[TASK DETAILS] Work out the number of lines with the word "more" in the material below, then reply with that number only.

*** DATA FOR ANALYSIS Section Begins ***

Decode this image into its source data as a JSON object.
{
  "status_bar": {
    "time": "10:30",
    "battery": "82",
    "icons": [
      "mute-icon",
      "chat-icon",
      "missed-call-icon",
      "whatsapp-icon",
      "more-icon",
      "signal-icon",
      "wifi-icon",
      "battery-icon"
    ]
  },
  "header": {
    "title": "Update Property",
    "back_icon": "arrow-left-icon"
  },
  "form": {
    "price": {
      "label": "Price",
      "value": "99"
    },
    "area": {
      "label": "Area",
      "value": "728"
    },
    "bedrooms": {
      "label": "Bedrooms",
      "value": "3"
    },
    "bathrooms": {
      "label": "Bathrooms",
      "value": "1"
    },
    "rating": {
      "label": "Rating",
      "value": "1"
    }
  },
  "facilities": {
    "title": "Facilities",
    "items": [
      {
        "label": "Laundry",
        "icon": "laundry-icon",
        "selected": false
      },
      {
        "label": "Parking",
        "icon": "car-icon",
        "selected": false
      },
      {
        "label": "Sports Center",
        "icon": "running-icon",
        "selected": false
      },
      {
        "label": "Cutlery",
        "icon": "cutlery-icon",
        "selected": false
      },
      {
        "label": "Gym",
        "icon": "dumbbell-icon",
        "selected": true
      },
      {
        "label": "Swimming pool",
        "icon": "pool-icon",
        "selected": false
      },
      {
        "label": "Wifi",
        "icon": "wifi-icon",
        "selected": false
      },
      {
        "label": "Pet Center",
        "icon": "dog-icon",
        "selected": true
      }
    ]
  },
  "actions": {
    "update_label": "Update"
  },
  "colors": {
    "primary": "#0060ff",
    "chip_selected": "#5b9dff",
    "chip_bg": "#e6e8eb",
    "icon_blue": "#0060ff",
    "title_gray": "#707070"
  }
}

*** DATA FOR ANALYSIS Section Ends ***
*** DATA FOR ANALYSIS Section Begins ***

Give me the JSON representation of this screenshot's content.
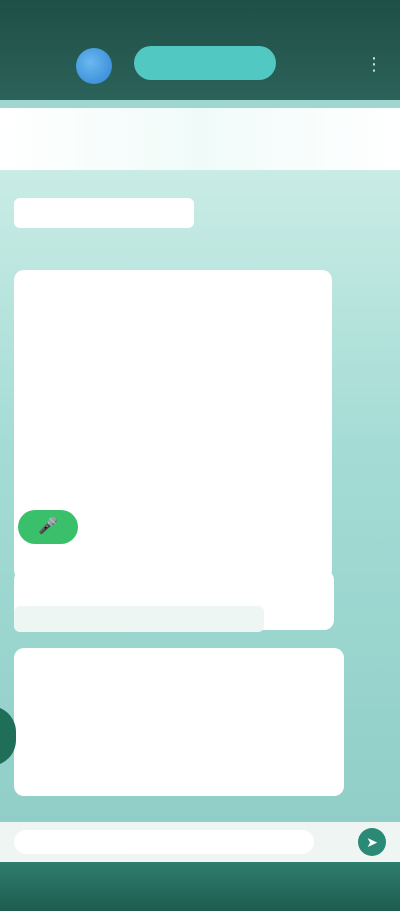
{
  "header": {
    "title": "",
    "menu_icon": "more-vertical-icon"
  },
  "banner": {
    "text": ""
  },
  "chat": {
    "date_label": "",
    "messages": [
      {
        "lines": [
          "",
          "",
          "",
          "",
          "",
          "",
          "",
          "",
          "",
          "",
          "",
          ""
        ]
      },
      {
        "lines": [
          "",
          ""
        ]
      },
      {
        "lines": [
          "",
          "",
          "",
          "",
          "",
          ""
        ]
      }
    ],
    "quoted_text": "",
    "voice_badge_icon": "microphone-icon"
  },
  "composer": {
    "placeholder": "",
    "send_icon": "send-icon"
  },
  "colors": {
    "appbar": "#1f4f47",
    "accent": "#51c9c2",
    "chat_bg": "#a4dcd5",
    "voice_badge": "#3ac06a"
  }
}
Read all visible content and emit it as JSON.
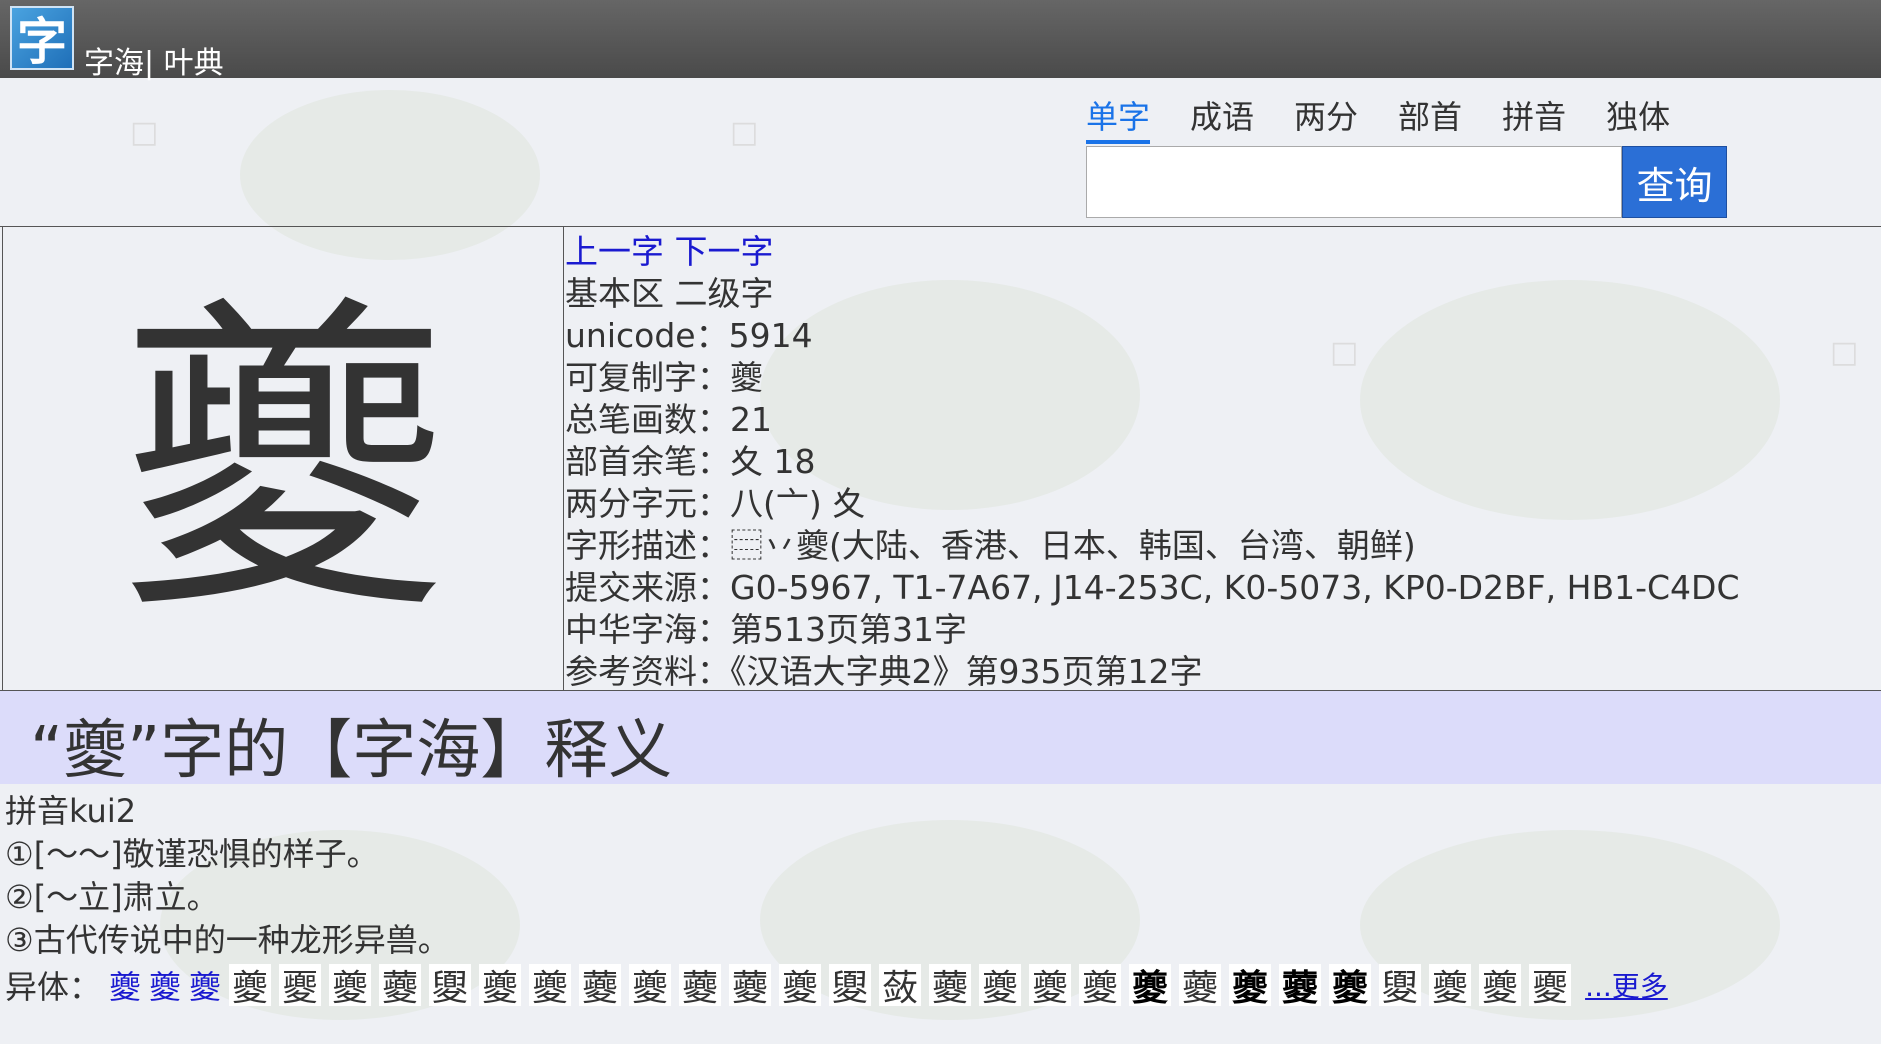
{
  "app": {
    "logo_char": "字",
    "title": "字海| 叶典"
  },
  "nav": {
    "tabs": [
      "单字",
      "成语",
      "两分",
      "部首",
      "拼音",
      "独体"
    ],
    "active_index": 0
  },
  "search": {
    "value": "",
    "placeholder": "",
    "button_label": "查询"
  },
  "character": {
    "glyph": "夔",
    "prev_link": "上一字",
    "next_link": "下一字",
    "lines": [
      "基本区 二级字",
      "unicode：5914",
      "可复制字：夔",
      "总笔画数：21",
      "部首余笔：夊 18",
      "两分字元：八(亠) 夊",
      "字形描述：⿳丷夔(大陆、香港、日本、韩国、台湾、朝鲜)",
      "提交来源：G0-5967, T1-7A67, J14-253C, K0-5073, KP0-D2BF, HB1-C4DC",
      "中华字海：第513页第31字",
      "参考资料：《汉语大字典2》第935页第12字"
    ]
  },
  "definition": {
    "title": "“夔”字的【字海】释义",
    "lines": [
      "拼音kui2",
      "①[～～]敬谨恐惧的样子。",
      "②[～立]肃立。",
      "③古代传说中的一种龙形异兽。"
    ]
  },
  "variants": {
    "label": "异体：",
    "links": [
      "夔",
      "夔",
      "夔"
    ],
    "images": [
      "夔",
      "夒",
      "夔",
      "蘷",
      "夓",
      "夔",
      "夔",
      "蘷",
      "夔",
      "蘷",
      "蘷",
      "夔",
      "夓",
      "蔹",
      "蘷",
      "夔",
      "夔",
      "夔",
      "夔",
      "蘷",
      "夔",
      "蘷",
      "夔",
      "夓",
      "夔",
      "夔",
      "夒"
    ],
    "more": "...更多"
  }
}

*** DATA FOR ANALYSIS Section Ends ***
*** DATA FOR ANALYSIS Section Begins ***

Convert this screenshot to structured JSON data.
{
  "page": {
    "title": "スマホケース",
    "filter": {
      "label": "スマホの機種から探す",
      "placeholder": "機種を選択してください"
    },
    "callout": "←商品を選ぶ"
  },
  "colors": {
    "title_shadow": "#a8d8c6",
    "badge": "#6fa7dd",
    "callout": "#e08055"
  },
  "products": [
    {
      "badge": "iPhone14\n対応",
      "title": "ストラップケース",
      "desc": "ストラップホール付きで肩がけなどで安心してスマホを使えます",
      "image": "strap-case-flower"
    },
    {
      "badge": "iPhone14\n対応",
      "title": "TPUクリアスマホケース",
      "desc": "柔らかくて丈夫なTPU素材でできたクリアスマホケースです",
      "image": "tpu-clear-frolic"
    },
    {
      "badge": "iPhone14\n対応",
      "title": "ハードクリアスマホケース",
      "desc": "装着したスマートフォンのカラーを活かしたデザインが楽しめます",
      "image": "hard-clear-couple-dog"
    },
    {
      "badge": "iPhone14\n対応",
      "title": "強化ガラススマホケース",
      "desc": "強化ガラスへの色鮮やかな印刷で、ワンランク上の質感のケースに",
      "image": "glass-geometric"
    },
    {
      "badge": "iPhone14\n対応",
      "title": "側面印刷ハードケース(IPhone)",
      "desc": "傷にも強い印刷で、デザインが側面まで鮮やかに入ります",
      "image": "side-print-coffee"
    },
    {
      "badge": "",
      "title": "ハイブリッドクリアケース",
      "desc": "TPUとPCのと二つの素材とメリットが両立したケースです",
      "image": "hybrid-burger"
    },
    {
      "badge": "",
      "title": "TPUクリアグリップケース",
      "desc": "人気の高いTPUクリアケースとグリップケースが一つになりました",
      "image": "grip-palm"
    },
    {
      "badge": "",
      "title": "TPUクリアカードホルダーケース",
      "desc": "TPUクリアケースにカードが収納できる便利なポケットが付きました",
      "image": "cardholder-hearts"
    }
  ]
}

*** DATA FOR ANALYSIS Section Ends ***

[RESPONSE FOR THIS EXERCISE] 3